In the LinkeDomics database, we discovered that 10530 genes have a positive correlation with IRX2, while 9668 genes have a negative correlation with IRX2 (P.Value 0.05). The top 20 most positive and negative genes associated with IRX2 are depicted as heat maps and volcano plot in Figures 6A and 6B. IRX2 expression has a positive correlation with genes such as C5orf38 (r = 0.889, P.Value = 8.17E177), SUSD2 (r = 0.529, P.Value = 1.53E38), and GPR116 (r = 0.523, P.Value = 1.30E37), but a negative correlation with genes such as UCK2 (r = -0.456, P.Value =1.24E29), CENPA (r= -0.434, P.Value =4.19E−25), CTSL2 (r = -0.429, P.Value = 1.61E−24). We discovered that the mRNA expression of the tumor suppressor gene SUSD2 (Sushi Domain Containing 2) was highly expressed in IRX2 high-group (Figure 5B). We then confirmed a positive correlation with IRX2 in various LUAD datasets, including TCGA (r = 0.49, P.Value = 1.9e-05), GSE18842 (r = 0.64, P.Value = 1.2e-11), GSE32863 (r = 0.44, P.Value = 8.0e-07) and GSE40419 (r = 0.54 P.Value = 1.2e-13) (Figure S3A-D). We divided the tumor samples of TCGA-LUAD into two groups (high and low) according to the expression levels of IRX2. A total of 842 DEGs (373 up and 469 down). Following that, we performed GO: BP (biological pathway) analysis and discovered that they were related to antimicrobial humoral immune response and cilium movement. These findings suggested that IRX2 might play a role in lung immune response and normal psychological functions (Figure 6C). The GSEA results, on the other hand, suggested that it was positively correlated with the cell cycle and some tumorigenesis pathways (Figure 6D).
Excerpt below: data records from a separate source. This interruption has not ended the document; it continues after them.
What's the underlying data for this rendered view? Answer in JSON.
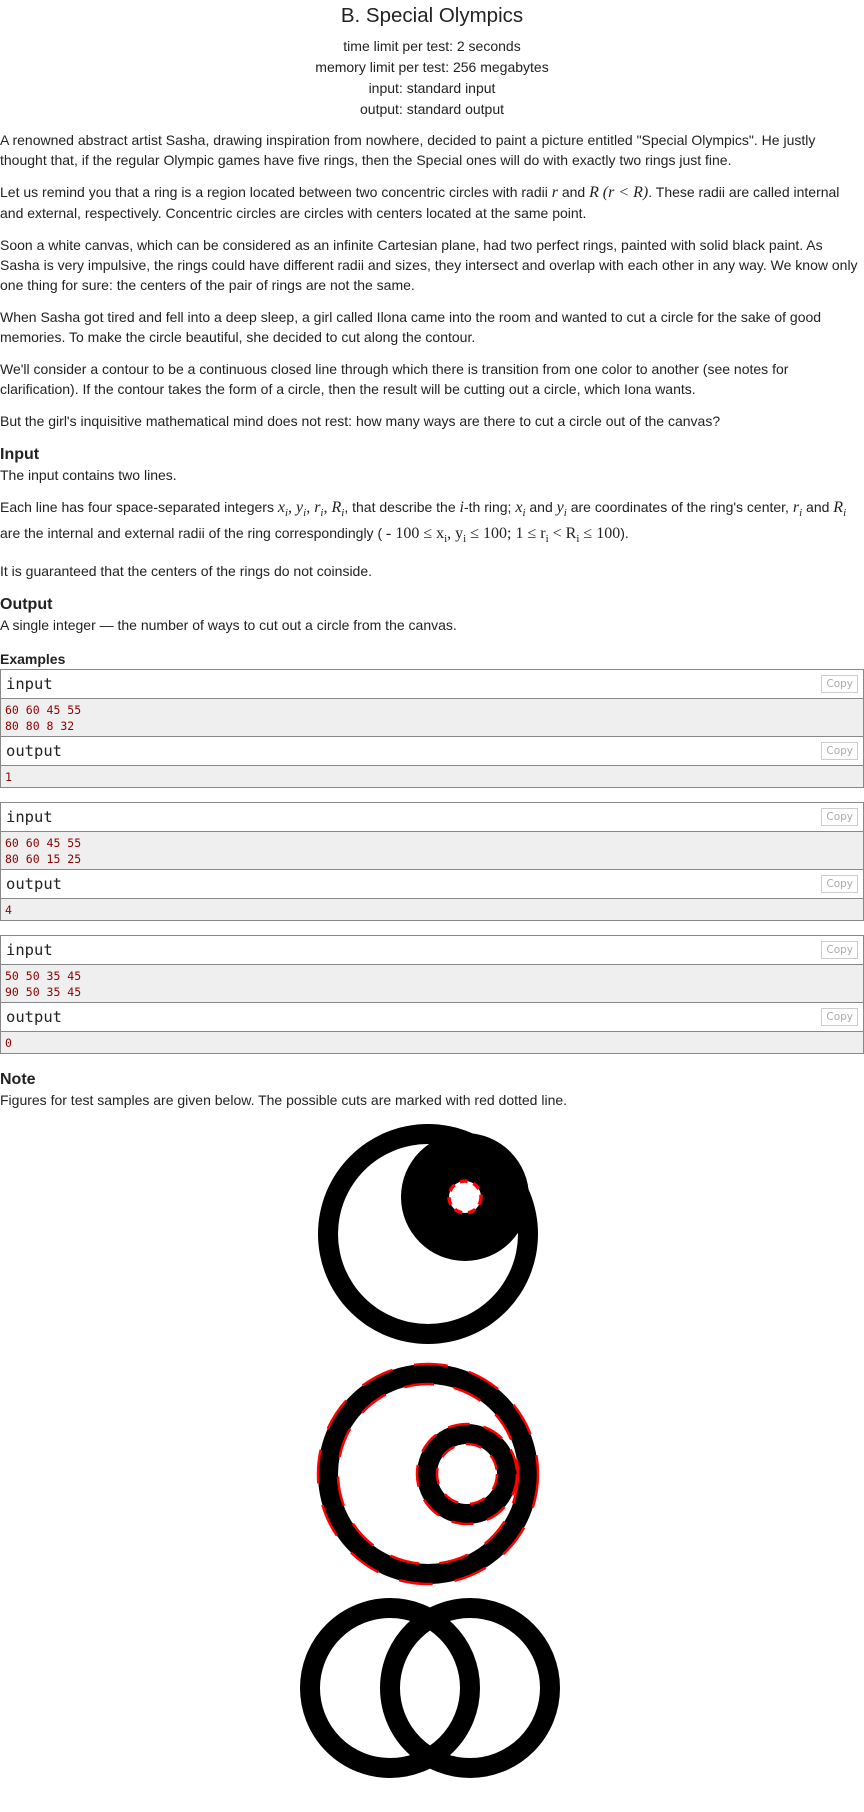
{
  "problem": {
    "title": "B. Special Olympics",
    "time_limit": "time limit per test: 2 seconds",
    "memory_limit": "memory limit per test: 256 megabytes",
    "input_file": "input: standard input",
    "output_file": "output: standard output"
  },
  "statement": {
    "p1": "A renowned abstract artist Sasha, drawing inspiration from nowhere, decided to paint a picture entitled \"Special Olympics\". He justly thought that, if the regular Olympic games have five rings, then the Special ones will do with exactly two rings just fine.",
    "p2a": "Let us remind you that a ring is a region located between two concentric circles with radii",
    "p2_r": "r",
    "p2_and": "and",
    "p2_R": "R",
    "p2_cond": "(r < R)",
    "p2b": ". These radii are called internal and external, respectively. Concentric circles are circles with centers located at the same point.",
    "p3": "Soon a white canvas, which can be considered as an infinite Cartesian plane, had two perfect rings, painted with solid black paint. As Sasha is very impulsive, the rings could have different radii and sizes, they intersect and overlap with each other in any way. We know only one thing for sure: the centers of the pair of rings are not the same.",
    "p4": "When Sasha got tired and fell into a deep sleep, a girl called Ilona came into the room and wanted to cut a circle for the sake of good memories. To make the circle beautiful, she decided to cut along the contour.",
    "p5": "We'll consider a contour to be a continuous closed line through which there is transition from one color to another (see notes for clarification). If the contour takes the form of a circle, then the result will be cutting out a circle, which Iona wants.",
    "p6": "But the girl's inquisitive mathematical mind does not rest: how many ways are there to cut a circle out of the canvas?"
  },
  "input_section": {
    "heading": "Input",
    "line1": "The input contains two lines.",
    "line2_a": "Each line has four space-separated integers",
    "line2_vars": "x",
    "line2_b": ", that describe the",
    "line2_i": "i",
    "line2_c": "-th ring;",
    "line2_d": "and",
    "line2_e": "are coordinates of the ring's center,",
    "line2_f": "and",
    "line2_g": "are the internal and external radii of the ring correspondingly (",
    "line2_constraints": "- 100 ≤ x",
    "line2_end": ").",
    "line3": "It is guaranteed that the centers of the rings do not coinside."
  },
  "output_section": {
    "heading": "Output",
    "line1": "A single integer — the number of ways to cut out a circle from the canvas."
  },
  "examples": {
    "heading": "Examples",
    "input_label": "input",
    "output_label": "output",
    "copy_label": "Copy",
    "tests": [
      {
        "input_lines": [
          "60 60 45 55",
          "80 80 8 32"
        ],
        "output": "1"
      },
      {
        "input_lines": [
          "60 60 45 55",
          "80 60 15 25"
        ],
        "output": "4"
      },
      {
        "input_lines": [
          "50 50 35 45",
          "90 50 35 45"
        ],
        "output": "0"
      }
    ]
  },
  "note": {
    "heading": "Note",
    "text": "Figures for test samples are given below. The possible cuts are marked with red dotted line."
  },
  "colors": {
    "ring": "#000000",
    "cut": "#ff0000",
    "sample_bg": "#efefef",
    "sample_text": "#8b0000"
  }
}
Subtype expression and clinical relevance of IRX2 in LUAD
In TCGA-LUAD and GSE36471, we discovered that IRX2 was expressed in the bronchioid subtype and not in the magnoid or squamoid subtypes (Figure 6A and 6B). Bronchioid subtype patients have a better prognosis in both TCGA-LUAD datasets (P.Value = 0.0473) (Figure 7C) in GSE36471 (Wilkerson et al.). Meanwhile, in TCGA LUAD cohort, IRX2 expression was significantly higher in patients who had a complete response (CR) compared to those who had progressive disease after therapy (P.Value < 0.05) (Figure 7D). However, there was no difference in IRX2 mRNA levels between the groups with stable disease and those with progressive disease (P.Value > 0.05) (Figure 5D). The expression of IRX2 was found to be lower in the N3 stage when compared to the N1 stage in TCGA cohort (Figure 7E). Because the N stage in the TNM staging system stands for lymph nodes invasiveness, these findings suggested that decreased IRX2 expression may be related to tumor invasion. We also found additional evidence in a lung cancer cell line. When the expression profiles of poorly invasive CL1-0 and highly invasive CL1-5 lung adenocarcinoma cell lines were compared, it was discovered that IRX2 was significantly decreased in the CL1-5 cell line (log2FC = 2.13, FDR = 2.37e-05) from dataset GSE42407 (Figure 7F). These findings suggested that IRX2 may be involved in the invasion and mobility of tumor cancer cells. We further calculated the immune cell subtype correlations with IRX2 and discovered that IRX2 expression is differed in immune and stromal score (Figure S4A) and negative associated with Macrophage M1 cells (Figure S4B-D).